(Collection entries)
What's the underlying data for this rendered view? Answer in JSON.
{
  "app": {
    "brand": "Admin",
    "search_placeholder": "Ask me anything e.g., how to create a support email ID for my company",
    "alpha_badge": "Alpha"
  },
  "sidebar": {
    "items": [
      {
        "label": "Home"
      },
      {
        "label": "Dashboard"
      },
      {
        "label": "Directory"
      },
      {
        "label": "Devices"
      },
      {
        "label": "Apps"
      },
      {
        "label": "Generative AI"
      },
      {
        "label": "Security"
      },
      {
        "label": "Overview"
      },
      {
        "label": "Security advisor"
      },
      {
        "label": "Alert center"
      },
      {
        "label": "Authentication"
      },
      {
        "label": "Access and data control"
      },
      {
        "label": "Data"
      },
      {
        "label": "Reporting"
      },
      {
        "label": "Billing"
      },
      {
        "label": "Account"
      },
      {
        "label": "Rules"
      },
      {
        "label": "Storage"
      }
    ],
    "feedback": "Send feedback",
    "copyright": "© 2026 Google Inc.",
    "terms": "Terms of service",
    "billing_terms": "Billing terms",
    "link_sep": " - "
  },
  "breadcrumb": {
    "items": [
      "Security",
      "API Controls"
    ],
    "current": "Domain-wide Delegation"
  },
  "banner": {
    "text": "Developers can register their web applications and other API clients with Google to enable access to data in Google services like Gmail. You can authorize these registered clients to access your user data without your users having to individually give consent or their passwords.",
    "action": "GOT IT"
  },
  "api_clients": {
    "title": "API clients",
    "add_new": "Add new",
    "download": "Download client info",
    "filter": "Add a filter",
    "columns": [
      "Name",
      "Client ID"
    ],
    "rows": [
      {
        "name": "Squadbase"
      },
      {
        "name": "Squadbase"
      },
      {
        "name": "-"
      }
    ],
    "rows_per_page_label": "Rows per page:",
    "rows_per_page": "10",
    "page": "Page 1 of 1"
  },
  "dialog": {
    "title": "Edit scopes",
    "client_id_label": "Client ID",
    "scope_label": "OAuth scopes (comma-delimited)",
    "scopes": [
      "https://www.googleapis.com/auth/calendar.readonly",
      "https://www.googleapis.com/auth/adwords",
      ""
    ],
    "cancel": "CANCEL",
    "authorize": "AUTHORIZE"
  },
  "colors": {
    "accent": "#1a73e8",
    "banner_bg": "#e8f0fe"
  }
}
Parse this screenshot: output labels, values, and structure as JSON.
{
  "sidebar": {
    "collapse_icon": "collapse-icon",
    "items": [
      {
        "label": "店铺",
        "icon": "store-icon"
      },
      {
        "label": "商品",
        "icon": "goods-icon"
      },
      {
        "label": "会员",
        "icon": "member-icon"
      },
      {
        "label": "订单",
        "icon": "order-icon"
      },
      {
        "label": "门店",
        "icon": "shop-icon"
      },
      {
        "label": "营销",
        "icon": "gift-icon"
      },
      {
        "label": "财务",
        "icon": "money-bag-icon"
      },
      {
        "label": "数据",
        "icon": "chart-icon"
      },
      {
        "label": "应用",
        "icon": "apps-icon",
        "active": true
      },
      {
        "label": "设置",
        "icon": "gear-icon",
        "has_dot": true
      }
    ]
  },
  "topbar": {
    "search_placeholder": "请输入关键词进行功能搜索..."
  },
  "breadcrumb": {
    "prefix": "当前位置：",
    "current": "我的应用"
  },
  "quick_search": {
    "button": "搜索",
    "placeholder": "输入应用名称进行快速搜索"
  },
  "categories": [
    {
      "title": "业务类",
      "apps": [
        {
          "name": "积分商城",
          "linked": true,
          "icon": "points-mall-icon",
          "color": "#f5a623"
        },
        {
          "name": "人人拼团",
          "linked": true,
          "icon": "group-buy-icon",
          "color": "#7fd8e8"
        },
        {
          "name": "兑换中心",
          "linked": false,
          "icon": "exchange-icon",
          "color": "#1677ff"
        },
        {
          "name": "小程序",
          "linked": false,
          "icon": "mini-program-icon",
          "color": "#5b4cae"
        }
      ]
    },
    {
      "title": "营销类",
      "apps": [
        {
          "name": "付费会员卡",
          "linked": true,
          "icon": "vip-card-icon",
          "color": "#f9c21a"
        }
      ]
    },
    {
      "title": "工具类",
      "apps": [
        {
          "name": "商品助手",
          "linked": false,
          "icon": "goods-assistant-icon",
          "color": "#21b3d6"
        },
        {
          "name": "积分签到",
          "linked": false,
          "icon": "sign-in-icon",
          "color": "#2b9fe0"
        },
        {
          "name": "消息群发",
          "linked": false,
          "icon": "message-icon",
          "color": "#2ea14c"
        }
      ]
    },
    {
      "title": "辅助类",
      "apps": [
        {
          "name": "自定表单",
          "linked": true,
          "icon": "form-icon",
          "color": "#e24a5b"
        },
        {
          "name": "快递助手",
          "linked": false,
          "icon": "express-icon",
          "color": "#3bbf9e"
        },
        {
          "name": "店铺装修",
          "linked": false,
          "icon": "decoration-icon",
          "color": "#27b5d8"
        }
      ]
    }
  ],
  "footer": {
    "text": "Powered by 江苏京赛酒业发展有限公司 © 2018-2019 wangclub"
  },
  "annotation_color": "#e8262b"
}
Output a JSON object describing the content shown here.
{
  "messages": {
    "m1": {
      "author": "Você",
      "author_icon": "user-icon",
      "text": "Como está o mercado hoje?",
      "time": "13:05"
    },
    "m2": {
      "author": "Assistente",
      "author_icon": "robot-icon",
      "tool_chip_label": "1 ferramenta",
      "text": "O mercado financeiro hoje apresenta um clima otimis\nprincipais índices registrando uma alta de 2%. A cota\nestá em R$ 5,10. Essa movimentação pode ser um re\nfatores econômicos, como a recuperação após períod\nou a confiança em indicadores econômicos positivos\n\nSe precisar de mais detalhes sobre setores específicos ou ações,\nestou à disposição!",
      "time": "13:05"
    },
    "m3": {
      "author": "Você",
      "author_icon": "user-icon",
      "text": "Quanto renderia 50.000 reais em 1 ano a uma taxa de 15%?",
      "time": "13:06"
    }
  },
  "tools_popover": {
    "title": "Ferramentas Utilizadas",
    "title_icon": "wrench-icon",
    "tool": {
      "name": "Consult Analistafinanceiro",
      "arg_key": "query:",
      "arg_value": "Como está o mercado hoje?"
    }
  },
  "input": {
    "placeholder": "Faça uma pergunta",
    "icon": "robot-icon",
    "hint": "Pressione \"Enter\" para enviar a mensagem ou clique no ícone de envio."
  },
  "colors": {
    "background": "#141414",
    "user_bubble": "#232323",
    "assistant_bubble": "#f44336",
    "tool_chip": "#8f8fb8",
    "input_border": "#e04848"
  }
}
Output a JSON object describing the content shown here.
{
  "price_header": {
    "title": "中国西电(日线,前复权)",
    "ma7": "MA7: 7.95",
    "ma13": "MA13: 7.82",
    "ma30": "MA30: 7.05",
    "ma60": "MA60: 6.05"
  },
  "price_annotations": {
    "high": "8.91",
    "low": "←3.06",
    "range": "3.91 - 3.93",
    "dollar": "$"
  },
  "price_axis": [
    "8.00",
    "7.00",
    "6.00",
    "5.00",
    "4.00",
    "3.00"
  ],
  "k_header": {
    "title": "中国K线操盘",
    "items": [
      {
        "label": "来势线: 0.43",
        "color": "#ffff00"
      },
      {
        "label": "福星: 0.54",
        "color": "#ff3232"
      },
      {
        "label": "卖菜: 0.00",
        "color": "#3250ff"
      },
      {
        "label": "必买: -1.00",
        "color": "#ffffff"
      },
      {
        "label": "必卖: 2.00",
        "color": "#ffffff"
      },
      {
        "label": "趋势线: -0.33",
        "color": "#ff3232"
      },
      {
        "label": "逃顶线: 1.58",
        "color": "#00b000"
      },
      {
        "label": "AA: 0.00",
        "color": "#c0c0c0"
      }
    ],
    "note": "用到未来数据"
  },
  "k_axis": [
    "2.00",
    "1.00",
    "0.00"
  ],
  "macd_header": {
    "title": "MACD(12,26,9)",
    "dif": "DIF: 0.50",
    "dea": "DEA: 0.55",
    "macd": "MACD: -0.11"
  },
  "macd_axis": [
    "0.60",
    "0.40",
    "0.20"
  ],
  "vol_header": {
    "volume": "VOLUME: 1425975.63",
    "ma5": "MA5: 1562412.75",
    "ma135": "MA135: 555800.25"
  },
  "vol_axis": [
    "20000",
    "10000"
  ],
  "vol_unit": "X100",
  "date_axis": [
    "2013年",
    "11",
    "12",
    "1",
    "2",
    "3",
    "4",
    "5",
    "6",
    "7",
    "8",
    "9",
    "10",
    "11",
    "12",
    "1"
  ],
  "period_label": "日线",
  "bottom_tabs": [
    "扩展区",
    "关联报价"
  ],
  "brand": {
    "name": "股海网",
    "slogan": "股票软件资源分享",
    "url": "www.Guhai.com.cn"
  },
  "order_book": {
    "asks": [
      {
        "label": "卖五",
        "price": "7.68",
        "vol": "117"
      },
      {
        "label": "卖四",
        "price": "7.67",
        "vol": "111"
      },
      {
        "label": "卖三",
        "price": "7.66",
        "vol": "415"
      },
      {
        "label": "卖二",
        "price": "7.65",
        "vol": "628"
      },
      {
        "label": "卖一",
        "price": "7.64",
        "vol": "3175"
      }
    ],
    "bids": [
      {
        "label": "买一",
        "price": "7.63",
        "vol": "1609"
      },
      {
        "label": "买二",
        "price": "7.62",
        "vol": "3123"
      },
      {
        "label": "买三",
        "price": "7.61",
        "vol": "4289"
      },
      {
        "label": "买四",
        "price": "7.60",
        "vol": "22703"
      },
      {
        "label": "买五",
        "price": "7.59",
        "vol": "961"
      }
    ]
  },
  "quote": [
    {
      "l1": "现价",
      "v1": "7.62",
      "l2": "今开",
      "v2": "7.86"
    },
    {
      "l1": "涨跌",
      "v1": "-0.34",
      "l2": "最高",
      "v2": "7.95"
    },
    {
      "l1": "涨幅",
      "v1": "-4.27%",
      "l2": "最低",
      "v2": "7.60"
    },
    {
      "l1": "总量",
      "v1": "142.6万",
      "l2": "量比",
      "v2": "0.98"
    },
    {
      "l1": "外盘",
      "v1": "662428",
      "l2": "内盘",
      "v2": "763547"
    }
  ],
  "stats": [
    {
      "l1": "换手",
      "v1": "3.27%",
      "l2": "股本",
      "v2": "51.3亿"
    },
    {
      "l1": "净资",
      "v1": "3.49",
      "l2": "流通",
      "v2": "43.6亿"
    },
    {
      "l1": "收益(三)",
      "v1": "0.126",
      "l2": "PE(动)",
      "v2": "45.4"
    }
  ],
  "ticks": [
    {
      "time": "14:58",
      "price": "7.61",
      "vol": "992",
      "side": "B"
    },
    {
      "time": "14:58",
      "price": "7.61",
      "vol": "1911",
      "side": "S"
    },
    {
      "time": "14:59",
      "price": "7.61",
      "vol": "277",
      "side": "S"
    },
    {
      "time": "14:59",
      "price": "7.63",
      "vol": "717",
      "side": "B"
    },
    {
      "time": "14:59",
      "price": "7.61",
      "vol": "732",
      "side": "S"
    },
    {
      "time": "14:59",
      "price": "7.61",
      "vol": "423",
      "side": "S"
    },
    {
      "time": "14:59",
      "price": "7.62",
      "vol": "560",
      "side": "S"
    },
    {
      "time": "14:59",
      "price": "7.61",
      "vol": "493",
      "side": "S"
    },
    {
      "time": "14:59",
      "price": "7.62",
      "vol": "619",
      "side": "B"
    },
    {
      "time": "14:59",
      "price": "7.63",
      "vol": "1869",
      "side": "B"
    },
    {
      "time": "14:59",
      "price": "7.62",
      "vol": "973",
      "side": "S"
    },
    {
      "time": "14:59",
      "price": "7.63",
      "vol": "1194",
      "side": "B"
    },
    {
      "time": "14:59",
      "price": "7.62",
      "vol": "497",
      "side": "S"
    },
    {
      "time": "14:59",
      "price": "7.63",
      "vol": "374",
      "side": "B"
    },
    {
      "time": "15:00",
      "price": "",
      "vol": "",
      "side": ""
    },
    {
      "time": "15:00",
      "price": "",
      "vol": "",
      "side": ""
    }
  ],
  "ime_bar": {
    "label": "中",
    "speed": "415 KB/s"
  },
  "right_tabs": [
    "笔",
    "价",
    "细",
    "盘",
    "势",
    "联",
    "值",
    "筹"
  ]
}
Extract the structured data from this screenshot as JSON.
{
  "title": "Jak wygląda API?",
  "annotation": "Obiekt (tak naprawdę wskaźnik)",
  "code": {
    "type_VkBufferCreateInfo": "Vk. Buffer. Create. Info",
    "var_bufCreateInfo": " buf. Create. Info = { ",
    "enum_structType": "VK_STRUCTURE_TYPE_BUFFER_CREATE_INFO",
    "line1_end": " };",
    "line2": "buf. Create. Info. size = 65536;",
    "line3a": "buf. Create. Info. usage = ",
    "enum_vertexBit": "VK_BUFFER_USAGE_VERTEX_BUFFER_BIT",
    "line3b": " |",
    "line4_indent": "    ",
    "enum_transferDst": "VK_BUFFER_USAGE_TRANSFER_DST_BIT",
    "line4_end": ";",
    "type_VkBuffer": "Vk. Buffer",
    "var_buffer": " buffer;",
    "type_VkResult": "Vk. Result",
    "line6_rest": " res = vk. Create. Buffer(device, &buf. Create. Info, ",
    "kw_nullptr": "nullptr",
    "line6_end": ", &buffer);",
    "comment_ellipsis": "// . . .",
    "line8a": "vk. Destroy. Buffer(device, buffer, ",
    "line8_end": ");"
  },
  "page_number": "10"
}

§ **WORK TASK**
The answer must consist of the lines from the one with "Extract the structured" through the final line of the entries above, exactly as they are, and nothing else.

§ **ANSWER BELOW**
Extract the structured data from this screenshot as JSON.
{
  "title": "Jak wygląda API?",
  "annotation": "Obiekt (tak naprawdę wskaźnik)",
  "code": {
    "type_VkBufferCreateInfo": "Vk. Buffer. Create. Info",
    "var_bufCreateInfo": " buf. Create. Info = { ",
    "enum_structType": "VK_STRUCTURE_TYPE_BUFFER_CREATE_INFO",
    "line1_end": " };",
    "line2": "buf. Create. Info. size = 65536;",
    "line3a": "buf. Create. Info. usage = ",
    "enum_vertexBit": "VK_BUFFER_USAGE_VERTEX_BUFFER_BIT",
    "line3b": " |",
    "line4_indent": "    ",
    "enum_transferDst": "VK_BUFFER_USAGE_TRANSFER_DST_BIT",
    "line4_end": ";",
    "type_VkBuffer": "Vk. Buffer",
    "var_buffer": " buffer;",
    "type_VkResult": "Vk. Result",
    "line6_rest": " res = vk. Create. Buffer(device, &buf. Create. Info, ",
    "kw_nullptr": "nullptr",
    "line6_end": ", &buffer);",
    "comment_ellipsis": "// . . .",
    "line8a": "vk. Destroy. Buffer(device, buffer, ",
    "line8_end": ");"
  },
  "page_number": "10"
}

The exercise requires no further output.